As in the previous The kennel (2006) and Son’s place (2013), Nieto explores class conflicts beyond the usual representations, avoiding precise limits, the irruption of the conflict as a trigger, the temptation to delineate heroes and villains. In The kennelIt was the meeting of a young Uruguayan middle-class intellectual with the inhabitants of a coastal city out of season and that surprising dynamic that colored each meeting. In Son’s place, the tensions between classes emerged more obscurely from the collision between divergent forms of militancy that confronted a son with the memory of his father. Nieto not only delves into the continuities that have defined the Latin American panorama in political, economic and social terms, but also disarms city enclaves to go to territories permeated with reality rather than discourse, broadens the positions of his characters, enriches their aspirations, their dilemmas and also the painful awareness of their place.

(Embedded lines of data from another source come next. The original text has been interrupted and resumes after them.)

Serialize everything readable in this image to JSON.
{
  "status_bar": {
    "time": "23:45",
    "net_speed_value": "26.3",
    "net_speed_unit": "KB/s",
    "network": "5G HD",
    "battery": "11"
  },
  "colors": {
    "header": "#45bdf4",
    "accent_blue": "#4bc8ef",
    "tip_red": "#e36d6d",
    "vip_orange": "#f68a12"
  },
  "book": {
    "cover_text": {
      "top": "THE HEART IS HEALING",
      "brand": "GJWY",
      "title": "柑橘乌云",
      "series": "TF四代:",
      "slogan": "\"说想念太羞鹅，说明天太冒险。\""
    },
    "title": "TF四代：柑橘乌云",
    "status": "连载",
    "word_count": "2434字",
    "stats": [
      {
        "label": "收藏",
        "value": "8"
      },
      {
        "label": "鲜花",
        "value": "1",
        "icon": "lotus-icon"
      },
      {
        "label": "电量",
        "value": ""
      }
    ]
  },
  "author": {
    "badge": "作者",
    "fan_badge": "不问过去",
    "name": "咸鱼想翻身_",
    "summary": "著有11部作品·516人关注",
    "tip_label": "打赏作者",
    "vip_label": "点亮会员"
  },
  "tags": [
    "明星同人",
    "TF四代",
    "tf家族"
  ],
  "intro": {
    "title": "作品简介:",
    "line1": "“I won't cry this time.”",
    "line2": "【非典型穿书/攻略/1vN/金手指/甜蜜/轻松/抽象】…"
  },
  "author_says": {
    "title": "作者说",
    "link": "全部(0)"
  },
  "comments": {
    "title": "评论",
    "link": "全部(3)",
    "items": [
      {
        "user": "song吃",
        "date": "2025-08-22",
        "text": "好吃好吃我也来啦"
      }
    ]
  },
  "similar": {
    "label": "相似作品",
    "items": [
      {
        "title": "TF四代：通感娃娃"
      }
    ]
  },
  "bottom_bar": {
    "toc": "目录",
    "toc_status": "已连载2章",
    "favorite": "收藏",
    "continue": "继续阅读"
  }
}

Nieto’s decision involves placing the conflict as an emerging that exposes the false harmony of that coexistence. Thus, the relationship that is forged between Rodrigo and Carlos is altered by a work accident and its tragic consequences, but above all by its uncertain reverberations, which crystallize those differences until then camouflaged in a friendly harmony. It is complex to find that tone without falling into manipulation, because the state that is the focus of Nieto’s attention emerges from within the characters. In a scene in which Carlos distributes the barbecue among a group of diners in the room, one of the assistants asks him to serve him more whiskey. Carlos complies and fills the glass to the brim, instigated by the guest’s claim. While the beggar tries to sip the whiskey without tipping it over, Carlos laughs, motivated by the distressing situation but also as a slip of his own triumph over whoever gives him the orders. “You have to see if he is paid to laugh,” says a voice that clearly exposes the place of power he holds. Rodrigo’s face, present throughout the sequence, transfigures in its progressive expression the dilemma in which he finds himself.
The porous texture of The employee and the employer exudes the essence of its nuances, always suggestive in what lies beyond the gaze, in the perfect curve of its depths. Those immense exteriors that revealed in the duration of the shots the expectation of the ominous, coexist with the labyrinth in which the characters enter, entangled in their guilt and their attempts to escape, in the flash of a burden that they always carry on their backs. . Nieto has proven to be the best observer of this very abstract ritual, of this immovable order.